Southern Africa Resource Watch


The Popularisation of the
DRC New Mining Code.

The Democratic Republic of Congo (DRC) has new Mining Code Since 2018. The 2018 mining code replaces Law no 007/2002 of 11 July 2002 on the Mining Code In 2002. Unlike the 2002 mining code which was drafted by the World Bank, the new mining code is result of collaborative efforts by the DRC government, Congolese civil society and mining companies. The 2002 mining code was criticised for being pro-investors and was not properly implemented, leaving room for abuse.
This project will popularise the new code among all stakeholders: government, mining companies, and the population. The objective is for government and companies to implement the code in its entirety, and for the population to hold them to account.


Mining Companies Social Corporate Investment in Zambia: The case of First Quantum Minerals

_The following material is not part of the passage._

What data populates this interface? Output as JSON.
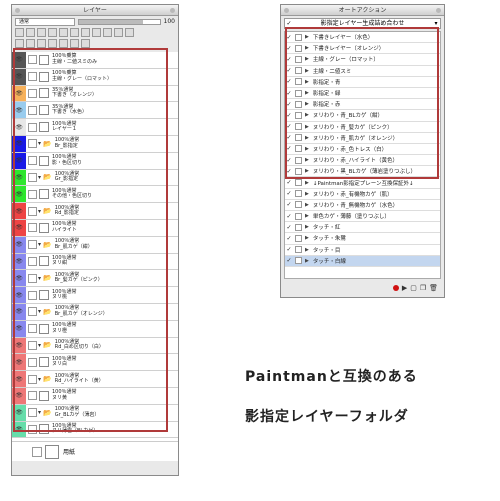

First Quantum Minerals is one of the biggest investments in the Zambia mining sector. It is also the biggest contributor to government budget through tax payments. However, there are serious concerns about its corporate social investment and the impact of its activities on mining communities. Mining communities around its operations continue to complain about poor corporate-community engagement and negative impacts from pollution, poor social benefits, and displacement. This study of First Quantum Minerals will examine the effectiveness of corporate social investment of mining companies in Zambia. It will propose reforms that will position mining companies’ corporate social investment as a tool for sustainable development in support of the sustainable development goals.


Turning the D.R.C Artisanal Cobalt into Development

Artisanal mining contributes approximatively 20 per cent of total annual cobalt production in the DRC. The DRC is a major producer of this strategic metal, with 65 per cent of the world Cobalt reserves, and contributing 60 per cent of world production. Cobalt is one of the strategic metals that manufacturers, especially car manufacturers, are looking for to make electrical batteries. With pressure mounting to reduce the CO2 emission, key metals, such as Cobalt, have acquired a strategic importance for the world economy, and the price of Cobalt has tripled on the international market. However, there are concerns about the human rights issues linked with the cobalt produced by artisanal miners, and there are attempts to undermine the very existence of artisanal mining in the DRC. Environmental impact and the issue of child labour and of vulnerable persons (such as pregnant women) in artisanal mining activities have been raised as concerns. A number of international actors are concerned that artisanal production is negatively affecting the supply chain, leading to threats to boycott DRC cobalt. This project will propose ways to clean up artisanal production and guarantee the supply chain.